Stored entries
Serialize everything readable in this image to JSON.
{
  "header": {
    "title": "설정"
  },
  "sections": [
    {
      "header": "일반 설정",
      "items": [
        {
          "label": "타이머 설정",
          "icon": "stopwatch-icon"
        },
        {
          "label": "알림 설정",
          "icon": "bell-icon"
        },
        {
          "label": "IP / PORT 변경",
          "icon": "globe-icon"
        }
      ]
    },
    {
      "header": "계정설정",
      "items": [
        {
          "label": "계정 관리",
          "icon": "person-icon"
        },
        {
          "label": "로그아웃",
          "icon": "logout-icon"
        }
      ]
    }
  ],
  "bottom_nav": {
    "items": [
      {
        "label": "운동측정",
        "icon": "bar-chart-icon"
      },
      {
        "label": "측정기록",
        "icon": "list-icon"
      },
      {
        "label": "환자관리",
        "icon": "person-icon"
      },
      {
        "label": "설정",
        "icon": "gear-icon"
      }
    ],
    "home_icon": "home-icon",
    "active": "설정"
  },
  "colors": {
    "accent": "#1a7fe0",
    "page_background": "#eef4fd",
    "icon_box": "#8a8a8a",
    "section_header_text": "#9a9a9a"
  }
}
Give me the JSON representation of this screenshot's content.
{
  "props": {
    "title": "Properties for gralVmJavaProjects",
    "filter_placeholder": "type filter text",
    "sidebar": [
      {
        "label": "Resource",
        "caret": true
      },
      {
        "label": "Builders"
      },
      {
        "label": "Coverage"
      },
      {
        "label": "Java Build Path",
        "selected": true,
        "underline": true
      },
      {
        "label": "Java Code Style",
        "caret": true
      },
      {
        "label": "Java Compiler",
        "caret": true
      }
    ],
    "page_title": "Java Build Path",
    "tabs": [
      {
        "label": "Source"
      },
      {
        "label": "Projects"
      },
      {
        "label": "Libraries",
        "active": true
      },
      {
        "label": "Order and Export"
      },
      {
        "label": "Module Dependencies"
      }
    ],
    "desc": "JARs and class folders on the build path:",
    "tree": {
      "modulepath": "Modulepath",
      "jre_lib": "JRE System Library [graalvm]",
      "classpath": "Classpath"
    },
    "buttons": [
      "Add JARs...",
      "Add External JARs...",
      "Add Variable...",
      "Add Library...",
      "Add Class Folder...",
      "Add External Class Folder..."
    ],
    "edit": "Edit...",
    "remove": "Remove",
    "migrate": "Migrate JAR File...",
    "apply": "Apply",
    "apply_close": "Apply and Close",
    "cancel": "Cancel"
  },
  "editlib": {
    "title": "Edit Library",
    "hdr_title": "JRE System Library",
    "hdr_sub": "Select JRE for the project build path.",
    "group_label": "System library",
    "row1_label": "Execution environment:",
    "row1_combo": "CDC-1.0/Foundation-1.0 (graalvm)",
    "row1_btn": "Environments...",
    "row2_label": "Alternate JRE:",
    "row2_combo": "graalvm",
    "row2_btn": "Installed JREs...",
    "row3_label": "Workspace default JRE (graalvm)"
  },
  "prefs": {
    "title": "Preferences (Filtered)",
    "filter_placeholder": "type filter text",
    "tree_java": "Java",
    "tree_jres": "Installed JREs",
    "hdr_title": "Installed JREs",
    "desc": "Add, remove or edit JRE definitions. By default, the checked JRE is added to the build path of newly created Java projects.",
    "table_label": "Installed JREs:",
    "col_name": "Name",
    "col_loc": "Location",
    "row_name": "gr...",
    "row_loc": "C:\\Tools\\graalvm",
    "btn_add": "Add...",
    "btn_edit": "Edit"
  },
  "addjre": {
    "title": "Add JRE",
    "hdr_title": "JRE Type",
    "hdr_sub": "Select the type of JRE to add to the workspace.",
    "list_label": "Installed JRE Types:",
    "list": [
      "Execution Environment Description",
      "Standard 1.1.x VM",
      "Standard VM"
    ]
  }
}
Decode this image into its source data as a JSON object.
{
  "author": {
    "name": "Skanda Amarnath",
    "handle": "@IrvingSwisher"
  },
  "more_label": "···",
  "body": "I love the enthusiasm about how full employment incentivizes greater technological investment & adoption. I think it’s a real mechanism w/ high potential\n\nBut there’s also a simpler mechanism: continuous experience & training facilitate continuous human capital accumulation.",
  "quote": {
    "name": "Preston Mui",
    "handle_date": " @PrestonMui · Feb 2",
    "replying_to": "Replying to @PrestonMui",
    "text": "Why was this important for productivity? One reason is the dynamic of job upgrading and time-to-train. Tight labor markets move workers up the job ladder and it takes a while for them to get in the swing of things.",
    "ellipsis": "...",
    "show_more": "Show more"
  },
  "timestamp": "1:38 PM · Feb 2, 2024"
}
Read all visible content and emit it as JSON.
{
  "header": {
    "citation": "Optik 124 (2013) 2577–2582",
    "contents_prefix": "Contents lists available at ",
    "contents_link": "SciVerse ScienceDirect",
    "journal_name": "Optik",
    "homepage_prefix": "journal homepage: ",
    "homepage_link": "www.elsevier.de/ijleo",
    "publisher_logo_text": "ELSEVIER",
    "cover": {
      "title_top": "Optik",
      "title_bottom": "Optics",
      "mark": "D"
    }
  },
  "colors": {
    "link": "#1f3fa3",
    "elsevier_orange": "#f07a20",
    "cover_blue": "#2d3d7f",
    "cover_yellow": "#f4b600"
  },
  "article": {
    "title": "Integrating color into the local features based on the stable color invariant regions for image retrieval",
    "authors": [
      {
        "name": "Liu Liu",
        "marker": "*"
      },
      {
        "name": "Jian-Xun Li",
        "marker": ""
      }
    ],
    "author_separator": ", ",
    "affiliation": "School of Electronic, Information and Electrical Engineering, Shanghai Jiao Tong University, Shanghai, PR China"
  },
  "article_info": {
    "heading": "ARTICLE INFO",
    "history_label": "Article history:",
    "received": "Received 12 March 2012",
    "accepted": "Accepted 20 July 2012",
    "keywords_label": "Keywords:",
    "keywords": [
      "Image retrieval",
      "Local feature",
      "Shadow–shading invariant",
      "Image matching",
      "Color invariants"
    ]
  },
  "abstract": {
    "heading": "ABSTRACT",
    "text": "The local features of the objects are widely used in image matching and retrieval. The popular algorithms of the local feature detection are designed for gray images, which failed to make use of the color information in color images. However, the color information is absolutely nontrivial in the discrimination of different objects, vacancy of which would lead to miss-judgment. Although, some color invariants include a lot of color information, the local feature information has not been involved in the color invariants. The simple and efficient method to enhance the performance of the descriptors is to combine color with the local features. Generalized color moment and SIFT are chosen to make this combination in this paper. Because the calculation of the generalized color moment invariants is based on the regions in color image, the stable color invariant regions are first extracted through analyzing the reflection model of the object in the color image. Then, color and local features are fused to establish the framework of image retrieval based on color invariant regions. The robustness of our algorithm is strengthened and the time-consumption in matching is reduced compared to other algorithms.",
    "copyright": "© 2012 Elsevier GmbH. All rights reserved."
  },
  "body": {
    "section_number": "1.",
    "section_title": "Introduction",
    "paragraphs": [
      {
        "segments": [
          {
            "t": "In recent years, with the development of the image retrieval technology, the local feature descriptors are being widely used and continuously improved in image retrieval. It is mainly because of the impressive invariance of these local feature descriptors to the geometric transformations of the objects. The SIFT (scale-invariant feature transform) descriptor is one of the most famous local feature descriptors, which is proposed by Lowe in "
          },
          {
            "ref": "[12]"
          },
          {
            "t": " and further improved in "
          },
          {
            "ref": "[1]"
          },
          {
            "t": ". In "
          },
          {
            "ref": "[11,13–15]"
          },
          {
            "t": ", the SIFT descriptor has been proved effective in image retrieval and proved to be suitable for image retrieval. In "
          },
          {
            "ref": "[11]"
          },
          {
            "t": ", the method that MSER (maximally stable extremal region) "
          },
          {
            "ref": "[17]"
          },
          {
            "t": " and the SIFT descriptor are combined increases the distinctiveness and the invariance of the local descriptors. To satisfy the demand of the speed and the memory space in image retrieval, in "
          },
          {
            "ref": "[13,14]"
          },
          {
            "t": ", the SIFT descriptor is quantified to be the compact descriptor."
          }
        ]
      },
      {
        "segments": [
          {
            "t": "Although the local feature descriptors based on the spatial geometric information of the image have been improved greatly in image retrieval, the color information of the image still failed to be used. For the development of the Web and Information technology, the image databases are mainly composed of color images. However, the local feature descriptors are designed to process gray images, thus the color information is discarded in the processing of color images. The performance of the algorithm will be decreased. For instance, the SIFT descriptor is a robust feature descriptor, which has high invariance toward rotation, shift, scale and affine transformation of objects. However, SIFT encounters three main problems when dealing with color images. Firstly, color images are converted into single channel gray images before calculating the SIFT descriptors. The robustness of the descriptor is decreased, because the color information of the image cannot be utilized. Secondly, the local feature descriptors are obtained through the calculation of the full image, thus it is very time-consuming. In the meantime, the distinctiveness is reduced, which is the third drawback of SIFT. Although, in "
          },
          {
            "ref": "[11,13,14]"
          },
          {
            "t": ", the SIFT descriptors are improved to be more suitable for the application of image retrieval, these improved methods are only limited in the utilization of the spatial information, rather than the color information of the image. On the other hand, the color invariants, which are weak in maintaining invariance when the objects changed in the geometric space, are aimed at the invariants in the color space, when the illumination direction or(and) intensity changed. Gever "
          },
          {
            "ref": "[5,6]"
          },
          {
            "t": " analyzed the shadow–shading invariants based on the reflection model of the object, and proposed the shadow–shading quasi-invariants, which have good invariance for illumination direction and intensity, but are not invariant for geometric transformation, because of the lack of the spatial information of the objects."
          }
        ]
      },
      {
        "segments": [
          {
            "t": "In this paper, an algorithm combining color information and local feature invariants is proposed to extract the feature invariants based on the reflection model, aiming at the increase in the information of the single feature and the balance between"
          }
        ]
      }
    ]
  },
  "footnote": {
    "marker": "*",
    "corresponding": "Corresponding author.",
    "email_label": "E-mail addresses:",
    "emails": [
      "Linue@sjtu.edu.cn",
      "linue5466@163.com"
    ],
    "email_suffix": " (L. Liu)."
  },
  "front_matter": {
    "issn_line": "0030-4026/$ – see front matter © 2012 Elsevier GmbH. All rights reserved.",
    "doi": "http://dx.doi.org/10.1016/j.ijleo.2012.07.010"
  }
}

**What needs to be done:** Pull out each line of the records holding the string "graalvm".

**Response to this exercise:**
      "jre_lib": "JRE System Library [graalvm]",
    "row1_combo": "CDC-1.0/Foundation-1.0 (graalvm)",
    "row2_combo": "graalvm",
    "row3_label": "Workspace default JRE (graalvm)"
    "row_loc": "C:\\Tools\\graalvm",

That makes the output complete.